■ Task to carry out
Would you return all of this data exactly, leaving nothing out?

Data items
%%

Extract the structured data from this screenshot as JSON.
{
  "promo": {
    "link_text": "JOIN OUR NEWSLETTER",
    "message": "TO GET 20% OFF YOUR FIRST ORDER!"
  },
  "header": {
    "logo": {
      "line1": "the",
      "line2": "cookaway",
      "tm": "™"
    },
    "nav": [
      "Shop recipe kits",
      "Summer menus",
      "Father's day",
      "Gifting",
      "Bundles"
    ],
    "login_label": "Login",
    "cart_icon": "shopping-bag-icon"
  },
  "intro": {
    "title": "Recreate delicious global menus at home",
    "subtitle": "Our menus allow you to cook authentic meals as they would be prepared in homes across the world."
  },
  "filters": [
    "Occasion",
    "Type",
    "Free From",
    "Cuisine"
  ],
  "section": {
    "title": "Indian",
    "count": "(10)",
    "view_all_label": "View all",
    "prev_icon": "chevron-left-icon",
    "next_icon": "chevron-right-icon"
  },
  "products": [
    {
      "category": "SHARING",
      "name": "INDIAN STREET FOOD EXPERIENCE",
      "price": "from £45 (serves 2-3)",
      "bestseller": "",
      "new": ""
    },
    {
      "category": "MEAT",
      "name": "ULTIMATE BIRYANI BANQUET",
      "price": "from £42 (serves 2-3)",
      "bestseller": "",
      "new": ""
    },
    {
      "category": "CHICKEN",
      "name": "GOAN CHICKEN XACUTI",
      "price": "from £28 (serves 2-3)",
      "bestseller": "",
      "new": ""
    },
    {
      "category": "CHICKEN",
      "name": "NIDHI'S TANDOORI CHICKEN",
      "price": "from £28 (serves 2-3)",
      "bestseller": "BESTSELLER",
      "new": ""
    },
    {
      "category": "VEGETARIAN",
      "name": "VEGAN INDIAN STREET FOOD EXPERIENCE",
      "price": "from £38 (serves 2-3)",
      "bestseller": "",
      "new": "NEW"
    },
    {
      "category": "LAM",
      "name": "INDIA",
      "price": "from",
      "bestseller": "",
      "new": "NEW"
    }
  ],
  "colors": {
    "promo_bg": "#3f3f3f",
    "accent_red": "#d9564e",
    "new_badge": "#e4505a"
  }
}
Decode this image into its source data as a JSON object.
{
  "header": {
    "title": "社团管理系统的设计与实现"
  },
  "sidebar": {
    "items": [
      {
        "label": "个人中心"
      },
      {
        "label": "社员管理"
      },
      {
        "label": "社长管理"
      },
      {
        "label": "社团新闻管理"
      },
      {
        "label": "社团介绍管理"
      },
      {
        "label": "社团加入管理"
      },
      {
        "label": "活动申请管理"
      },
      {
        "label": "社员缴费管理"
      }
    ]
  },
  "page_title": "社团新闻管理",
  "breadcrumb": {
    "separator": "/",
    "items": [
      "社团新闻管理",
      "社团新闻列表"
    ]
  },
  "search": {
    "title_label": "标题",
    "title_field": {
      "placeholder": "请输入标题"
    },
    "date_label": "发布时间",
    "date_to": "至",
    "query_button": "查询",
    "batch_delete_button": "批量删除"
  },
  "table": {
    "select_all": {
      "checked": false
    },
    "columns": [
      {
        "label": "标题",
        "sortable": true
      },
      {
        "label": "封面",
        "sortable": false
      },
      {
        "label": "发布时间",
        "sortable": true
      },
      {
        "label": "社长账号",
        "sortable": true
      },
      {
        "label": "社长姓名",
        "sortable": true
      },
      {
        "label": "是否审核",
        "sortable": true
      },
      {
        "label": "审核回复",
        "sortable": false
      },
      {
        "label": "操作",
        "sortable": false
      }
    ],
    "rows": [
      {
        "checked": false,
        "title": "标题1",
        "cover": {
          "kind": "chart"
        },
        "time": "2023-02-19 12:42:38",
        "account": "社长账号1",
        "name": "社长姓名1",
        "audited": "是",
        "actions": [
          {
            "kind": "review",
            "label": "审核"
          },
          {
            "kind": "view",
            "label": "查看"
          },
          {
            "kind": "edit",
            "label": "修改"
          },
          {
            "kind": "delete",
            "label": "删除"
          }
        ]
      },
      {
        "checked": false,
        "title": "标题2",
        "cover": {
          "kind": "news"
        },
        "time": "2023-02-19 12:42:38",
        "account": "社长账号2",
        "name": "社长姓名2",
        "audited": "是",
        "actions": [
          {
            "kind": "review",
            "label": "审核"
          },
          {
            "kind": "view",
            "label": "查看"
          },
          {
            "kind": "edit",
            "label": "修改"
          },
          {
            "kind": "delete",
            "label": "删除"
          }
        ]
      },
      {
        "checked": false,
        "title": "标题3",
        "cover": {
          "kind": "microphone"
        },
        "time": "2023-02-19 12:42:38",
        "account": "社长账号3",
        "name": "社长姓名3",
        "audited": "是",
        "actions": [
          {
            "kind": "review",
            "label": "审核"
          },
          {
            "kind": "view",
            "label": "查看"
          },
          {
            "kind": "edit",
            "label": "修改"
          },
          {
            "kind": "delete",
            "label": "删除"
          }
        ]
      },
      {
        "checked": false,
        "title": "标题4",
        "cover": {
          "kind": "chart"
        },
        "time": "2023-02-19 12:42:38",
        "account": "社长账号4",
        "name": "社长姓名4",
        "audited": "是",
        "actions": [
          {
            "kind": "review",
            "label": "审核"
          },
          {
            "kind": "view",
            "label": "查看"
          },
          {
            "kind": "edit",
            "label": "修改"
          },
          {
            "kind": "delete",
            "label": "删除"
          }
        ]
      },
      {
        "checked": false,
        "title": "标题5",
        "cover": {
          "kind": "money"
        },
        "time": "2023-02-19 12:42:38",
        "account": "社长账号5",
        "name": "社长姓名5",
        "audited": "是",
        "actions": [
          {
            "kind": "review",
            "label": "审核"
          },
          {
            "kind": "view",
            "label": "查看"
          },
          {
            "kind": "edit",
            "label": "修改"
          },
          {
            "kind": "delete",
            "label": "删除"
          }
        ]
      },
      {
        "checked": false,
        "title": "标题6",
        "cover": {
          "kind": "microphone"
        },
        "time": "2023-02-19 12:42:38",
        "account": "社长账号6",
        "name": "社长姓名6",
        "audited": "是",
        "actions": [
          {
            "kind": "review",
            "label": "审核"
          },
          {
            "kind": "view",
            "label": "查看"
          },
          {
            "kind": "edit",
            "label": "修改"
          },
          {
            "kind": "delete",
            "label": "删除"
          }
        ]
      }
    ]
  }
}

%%

■ Task output
Extract the structured data from this screenshot as JSON.
{
  "promo": {
    "link_text": "JOIN OUR NEWSLETTER",
    "message": "TO GET 20% OFF YOUR FIRST ORDER!"
  },
  "header": {
    "logo": {
      "line1": "the",
      "line2": "cookaway",
      "tm": "™"
    },
    "nav": [
      "Shop recipe kits",
      "Summer menus",
      "Father's day",
      "Gifting",
      "Bundles"
    ],
    "login_label": "Login",
    "cart_icon": "shopping-bag-icon"
  },
  "intro": {
    "title": "Recreate delicious global menus at home",
    "subtitle": "Our menus allow you to cook authentic meals as they would be prepared in homes across the world."
  },
  "filters": [
    "Occasion",
    "Type",
    "Free From",
    "Cuisine"
  ],
  "section": {
    "title": "Indian",
    "count": "(10)",
    "view_all_label": "View all",
    "prev_icon": "chevron-left-icon",
    "next_icon": "chevron-right-icon"
  },
  "products": [
    {
      "category": "SHARING",
      "name": "INDIAN STREET FOOD EXPERIENCE",
      "price": "from £45 (serves 2-3)",
      "bestseller": "",
      "new": ""
    },
    {
      "category": "MEAT",
      "name": "ULTIMATE BIRYANI BANQUET",
      "price": "from £42 (serves 2-3)",
      "bestseller": "",
      "new": ""
    },
    {
      "category": "CHICKEN",
      "name": "GOAN CHICKEN XACUTI",
      "price": "from £28 (serves 2-3)",
      "bestseller": "",
      "new": ""
    },
    {
      "category": "CHICKEN",
      "name": "NIDHI'S TANDOORI CHICKEN",
      "price": "from £28 (serves 2-3)",
      "bestseller": "BESTSELLER",
      "new": ""
    },
    {
      "category": "VEGETARIAN",
      "name": "VEGAN INDIAN STREET FOOD EXPERIENCE",
      "price": "from £38 (serves 2-3)",
      "bestseller": "",
      "new": "NEW"
    },
    {
      "category": "LAM",
      "name": "INDIA",
      "price": "from",
      "bestseller": "",
      "new": "NEW"
    }
  ],
  "colors": {
    "promo_bg": "#3f3f3f",
    "accent_red": "#d9564e",
    "new_badge": "#e4505a"
  }
}
Decode this image into its source data as a JSON object.
{
  "header": {
    "title": "社团管理系统的设计与实现"
  },
  "sidebar": {
    "items": [
      {
        "label": "个人中心"
      },
      {
        "label": "社员管理"
      },
      {
        "label": "社长管理"
      },
      {
        "label": "社团新闻管理"
      },
      {
        "label": "社团介绍管理"
      },
      {
        "label": "社团加入管理"
      },
      {
        "label": "活动申请管理"
      },
      {
        "label": "社员缴费管理"
      }
    ]
  },
  "page_title": "社团新闻管理",
  "breadcrumb": {
    "separator": "/",
    "items": [
      "社团新闻管理",
      "社团新闻列表"
    ]
  },
  "search": {
    "title_label": "标题",
    "title_field": {
      "placeholder": "请输入标题"
    },
    "date_label": "发布时间",
    "date_to": "至",
    "query_button": "查询",
    "batch_delete_button": "批量删除"
  },
  "table": {
    "select_all": {
      "checked": false
    },
    "columns": [
      {
        "label": "标题",
        "sortable": true
      },
      {
        "label": "封面",
        "sortable": false
      },
      {
        "label": "发布时间",
        "sortable": true
      },
      {
        "label": "社长账号",
        "sortable": true
      },
      {
        "label": "社长姓名",
        "sortable": true
      },
      {
        "label": "是否审核",
        "sortable": true
      },
      {
        "label": "审核回复",
        "sortable": false
      },
      {
        "label": "操作",
        "sortable": false
      }
    ],
    "rows": [
      {
        "checked": false,
        "title": "标题1",
        "cover": {
          "kind": "chart"
        },
        "time": "2023-02-19 12:42:38",
        "account": "社长账号1",
        "name": "社长姓名1",
        "audited": "是",
        "actions": [
          {
            "kind": "review",
            "label": "审核"
          },
          {
            "kind": "view",
            "label": "查看"
          },
          {
            "kind": "edit",
            "label": "修改"
          },
          {
            "kind": "delete",
            "label": "删除"
          }
        ]
      },
      {
        "checked": false,
        "title": "标题2",
        "cover": {
          "kind": "news"
        },
        "time": "2023-02-19 12:42:38",
        "account": "社长账号2",
        "name": "社长姓名2",
        "audited": "是",
        "actions": [
          {
            "kind": "review",
            "label": "审核"
          },
          {
            "kind": "view",
            "label": "查看"
          },
          {
            "kind": "edit",
            "label": "修改"
          },
          {
            "kind": "delete",
            "label": "删除"
          }
        ]
      },
      {
        "checked": false,
        "title": "标题3",
        "cover": {
          "kind": "microphone"
        },
        "time": "2023-02-19 12:42:38",
        "account": "社长账号3",
        "name": "社长姓名3",
        "audited": "是",
        "actions": [
          {
            "kind": "review",
            "label": "审核"
          },
          {
            "kind": "view",
            "label": "查看"
          },
          {
            "kind": "edit",
            "label": "修改"
          },
          {
            "kind": "delete",
            "label": "删除"
          }
        ]
      },
      {
        "checked": false,
        "title": "标题4",
        "cover": {
          "kind": "chart"
        },
        "time": "2023-02-19 12:42:38",
        "account": "社长账号4",
        "name": "社长姓名4",
        "audited": "是",
        "actions": [
          {
            "kind": "review",
            "label": "审核"
          },
          {
            "kind": "view",
            "label": "查看"
          },
          {
            "kind": "edit",
            "label": "修改"
          },
          {
            "kind": "delete",
            "label": "删除"
          }
        ]
      },
      {
        "checked": false,
        "title": "标题5",
        "cover": {
          "kind": "money"
        },
        "time": "2023-02-19 12:42:38",
        "account": "社长账号5",
        "name": "社长姓名5",
        "audited": "是",
        "actions": [
          {
            "kind": "review",
            "label": "审核"
          },
          {
            "kind": "view",
            "label": "查看"
          },
          {
            "kind": "edit",
            "label": "修改"
          },
          {
            "kind": "delete",
            "label": "删除"
          }
        ]
      },
      {
        "checked": false,
        "title": "标题6",
        "cover": {
          "kind": "microphone"
        },
        "time": "2023-02-19 12:42:38",
        "account": "社长账号6",
        "name": "社长姓名6",
        "audited": "是",
        "actions": [
          {
            "kind": "review",
            "label": "审核"
          },
          {
            "kind": "view",
            "label": "查看"
          },
          {
            "kind": "edit",
            "label": "修改"
          },
          {
            "kind": "delete",
            "label": "删除"
          }
        ]
      }
    ]
  }
}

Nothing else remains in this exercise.